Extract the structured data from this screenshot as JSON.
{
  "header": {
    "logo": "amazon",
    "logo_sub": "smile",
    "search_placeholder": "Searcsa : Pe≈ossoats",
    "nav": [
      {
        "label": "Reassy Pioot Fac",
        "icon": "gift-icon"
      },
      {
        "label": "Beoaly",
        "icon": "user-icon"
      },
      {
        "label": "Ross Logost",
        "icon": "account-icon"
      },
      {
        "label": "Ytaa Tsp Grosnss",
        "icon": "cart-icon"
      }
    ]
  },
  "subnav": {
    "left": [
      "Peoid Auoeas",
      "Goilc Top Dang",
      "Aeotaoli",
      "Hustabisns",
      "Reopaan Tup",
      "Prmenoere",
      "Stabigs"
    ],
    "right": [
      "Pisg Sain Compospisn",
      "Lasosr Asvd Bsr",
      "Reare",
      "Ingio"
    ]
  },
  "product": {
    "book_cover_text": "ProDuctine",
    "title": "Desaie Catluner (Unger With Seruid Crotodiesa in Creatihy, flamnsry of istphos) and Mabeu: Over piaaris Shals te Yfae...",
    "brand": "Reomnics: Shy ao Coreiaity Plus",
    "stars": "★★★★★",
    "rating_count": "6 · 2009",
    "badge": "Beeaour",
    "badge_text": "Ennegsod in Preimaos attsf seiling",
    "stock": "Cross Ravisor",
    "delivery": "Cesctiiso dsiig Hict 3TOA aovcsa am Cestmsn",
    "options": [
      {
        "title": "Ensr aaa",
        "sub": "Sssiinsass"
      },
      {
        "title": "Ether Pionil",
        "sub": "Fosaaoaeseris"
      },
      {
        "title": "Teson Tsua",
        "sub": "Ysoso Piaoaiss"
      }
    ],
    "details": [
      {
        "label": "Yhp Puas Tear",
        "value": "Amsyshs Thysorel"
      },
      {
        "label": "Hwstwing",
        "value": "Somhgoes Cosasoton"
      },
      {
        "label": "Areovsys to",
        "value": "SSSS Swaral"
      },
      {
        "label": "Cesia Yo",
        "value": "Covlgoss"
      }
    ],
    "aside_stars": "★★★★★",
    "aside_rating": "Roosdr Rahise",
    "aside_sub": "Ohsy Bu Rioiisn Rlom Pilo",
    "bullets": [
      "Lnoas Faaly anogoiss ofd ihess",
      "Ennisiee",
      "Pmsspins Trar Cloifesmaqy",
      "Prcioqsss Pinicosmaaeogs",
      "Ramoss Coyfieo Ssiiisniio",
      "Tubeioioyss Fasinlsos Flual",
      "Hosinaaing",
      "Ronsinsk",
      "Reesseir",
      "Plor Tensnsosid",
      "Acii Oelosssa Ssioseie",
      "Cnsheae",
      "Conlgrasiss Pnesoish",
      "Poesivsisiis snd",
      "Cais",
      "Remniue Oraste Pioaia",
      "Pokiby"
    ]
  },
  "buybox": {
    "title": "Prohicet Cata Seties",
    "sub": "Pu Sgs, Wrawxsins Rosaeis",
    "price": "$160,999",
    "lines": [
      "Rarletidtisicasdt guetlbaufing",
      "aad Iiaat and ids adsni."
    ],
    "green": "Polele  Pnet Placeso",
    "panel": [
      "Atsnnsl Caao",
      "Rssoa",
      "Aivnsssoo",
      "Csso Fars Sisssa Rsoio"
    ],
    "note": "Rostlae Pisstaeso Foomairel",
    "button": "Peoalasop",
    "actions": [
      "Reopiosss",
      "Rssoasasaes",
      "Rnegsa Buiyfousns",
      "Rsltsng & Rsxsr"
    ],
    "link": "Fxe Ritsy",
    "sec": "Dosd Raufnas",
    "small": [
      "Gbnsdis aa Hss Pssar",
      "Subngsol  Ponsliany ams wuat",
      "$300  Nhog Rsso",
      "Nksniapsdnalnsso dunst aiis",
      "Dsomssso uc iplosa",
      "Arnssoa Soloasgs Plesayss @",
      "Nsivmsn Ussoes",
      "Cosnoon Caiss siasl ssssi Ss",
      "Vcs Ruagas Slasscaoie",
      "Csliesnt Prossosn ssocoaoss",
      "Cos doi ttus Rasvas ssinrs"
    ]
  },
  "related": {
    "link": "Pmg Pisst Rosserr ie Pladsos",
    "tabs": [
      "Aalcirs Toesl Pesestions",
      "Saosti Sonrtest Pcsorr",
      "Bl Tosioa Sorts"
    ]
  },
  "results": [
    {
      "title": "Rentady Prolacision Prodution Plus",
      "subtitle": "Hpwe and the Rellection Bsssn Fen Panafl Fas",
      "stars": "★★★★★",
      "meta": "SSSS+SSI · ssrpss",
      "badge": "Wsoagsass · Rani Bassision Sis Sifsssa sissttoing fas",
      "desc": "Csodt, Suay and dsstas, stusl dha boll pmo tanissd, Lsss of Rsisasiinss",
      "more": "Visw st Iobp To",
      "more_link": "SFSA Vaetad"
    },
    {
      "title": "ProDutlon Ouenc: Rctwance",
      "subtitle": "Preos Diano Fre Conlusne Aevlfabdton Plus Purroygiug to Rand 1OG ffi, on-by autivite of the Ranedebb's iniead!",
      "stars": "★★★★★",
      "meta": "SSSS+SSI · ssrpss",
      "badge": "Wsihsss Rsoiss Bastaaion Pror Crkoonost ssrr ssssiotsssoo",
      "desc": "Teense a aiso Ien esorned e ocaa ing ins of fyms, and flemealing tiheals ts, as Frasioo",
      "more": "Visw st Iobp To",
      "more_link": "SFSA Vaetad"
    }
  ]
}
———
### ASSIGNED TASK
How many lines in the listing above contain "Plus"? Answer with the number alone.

### WRITTEN REPLY
3